Donovan J1, Cancelliere C1,2, Stochkendahl MJ5, Biscardi M1, Ammendolia C2, Myburgh C4, Cassidy JD1,2,3,4

  1. Division of Health Care and Outcomes Research, Toronto Western Research Institute, University Health Network, University of Toronto, Canada
  2. Institute of Health Policy, Management and Evaluation, University of Toronto, Canada
  3. Division of Epidemiology, Dalla Lana School of Public Health, University of Toronto, Canada
  4. Institute of Sports Science and Clinical Biomechanics, Faculty of Health, University of Southern Denmark, Odense, Denmark
  5. Nordic Institute of Chiropractic and Clinical Biomechanics, University of Southern Denmark, Odense, Denmark

Abstract

Background

Mild traumatic brain injuries (MTBI) are common, with an incidence now in excess of 600 per 100,000. One year after MTBI, up to 30% of patients continue to report persistent symptoms. Such symptoms impair quality of life and can contribute to limitations in overall functioning, including returning to work (RTW); however, there are no established RTW processes for patients after MTBI. The purpose of this study was to identify and collate RTW systematic reviews and meta-analyses across health conditions to determine if prognostic factors/interventions used for successful RTW in other health conditions might be applied in MTBI.

Methods

The overall study design is a systematic review and best evidence synthesis. Medline and 4 other electronic scientific databases were searched from 2004 to September 10, 2013. Included were all systematic reviews and meta-analyses addressing RTW across injury and illness. Eligible studies were appraised using the Scottish Intercollegiate Guidelines Network (SIGN) criteria. Data from admissible articles were extracted and entered into evidence tables. The evidence was synthesized qualitatively.

Results
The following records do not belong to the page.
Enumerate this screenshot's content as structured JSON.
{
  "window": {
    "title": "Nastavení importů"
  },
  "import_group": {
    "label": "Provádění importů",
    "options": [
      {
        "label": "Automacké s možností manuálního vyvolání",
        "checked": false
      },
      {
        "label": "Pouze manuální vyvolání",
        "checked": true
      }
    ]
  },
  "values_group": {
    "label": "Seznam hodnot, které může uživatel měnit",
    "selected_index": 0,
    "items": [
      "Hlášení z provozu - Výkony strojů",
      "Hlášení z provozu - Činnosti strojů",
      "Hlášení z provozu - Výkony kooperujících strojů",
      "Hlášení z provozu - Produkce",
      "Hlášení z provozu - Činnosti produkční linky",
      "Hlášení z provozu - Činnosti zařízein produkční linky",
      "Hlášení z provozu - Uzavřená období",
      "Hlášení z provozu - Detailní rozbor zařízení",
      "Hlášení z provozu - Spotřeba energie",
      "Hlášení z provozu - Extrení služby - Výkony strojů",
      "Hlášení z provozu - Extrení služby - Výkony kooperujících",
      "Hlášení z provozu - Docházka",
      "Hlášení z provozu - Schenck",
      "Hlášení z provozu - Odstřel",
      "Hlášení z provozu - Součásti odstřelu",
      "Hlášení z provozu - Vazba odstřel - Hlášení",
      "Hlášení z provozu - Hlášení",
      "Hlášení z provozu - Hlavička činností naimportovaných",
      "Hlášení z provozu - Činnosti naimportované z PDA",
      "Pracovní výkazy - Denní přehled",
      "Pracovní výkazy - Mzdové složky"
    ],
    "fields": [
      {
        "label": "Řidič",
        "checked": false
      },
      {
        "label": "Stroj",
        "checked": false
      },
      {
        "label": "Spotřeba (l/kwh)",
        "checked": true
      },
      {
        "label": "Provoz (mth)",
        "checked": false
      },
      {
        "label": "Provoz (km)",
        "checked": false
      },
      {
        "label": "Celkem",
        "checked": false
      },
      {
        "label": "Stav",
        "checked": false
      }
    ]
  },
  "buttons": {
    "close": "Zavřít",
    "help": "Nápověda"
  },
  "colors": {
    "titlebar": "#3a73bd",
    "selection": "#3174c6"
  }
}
A total of 34,468 records were screened. Of these, 63 were rated as having a low risk of bias and thus form the basis of our findings. Work-related factors (e.g., work accommodation), work-directed RTW interventions (e.g., vocational rehabilitation) and having high expectations of recovery and RTW were all strongly associated with positive RTW outcomes. Having a strong negative association with RTW were primarily personal (e.g., older age), injury (e.g., high pain intensity) and work-related factors (e.g., poor social support). Head-injury specific factors (e.g., GCS, PTA) do not appear important for RTW.

Conclusions

This is the first systematic review of systematic reviews and meta-analyses that has assessed RTW outcomes across different health conditions. Our findings are in line with several recent systematic reviews on prognosis after MTBI and suggest that a biopsychosocial approach can be applied to improve RTW outcomes after MTBI. Also included as part of this approach are interventions that are brief and focused on education and improving self-management strategies as well as those that are workplace-directed.

Schedule Details

Tuesday September 30
12:45 - 13:45 Poster Viewing
Session: Work capacity / ability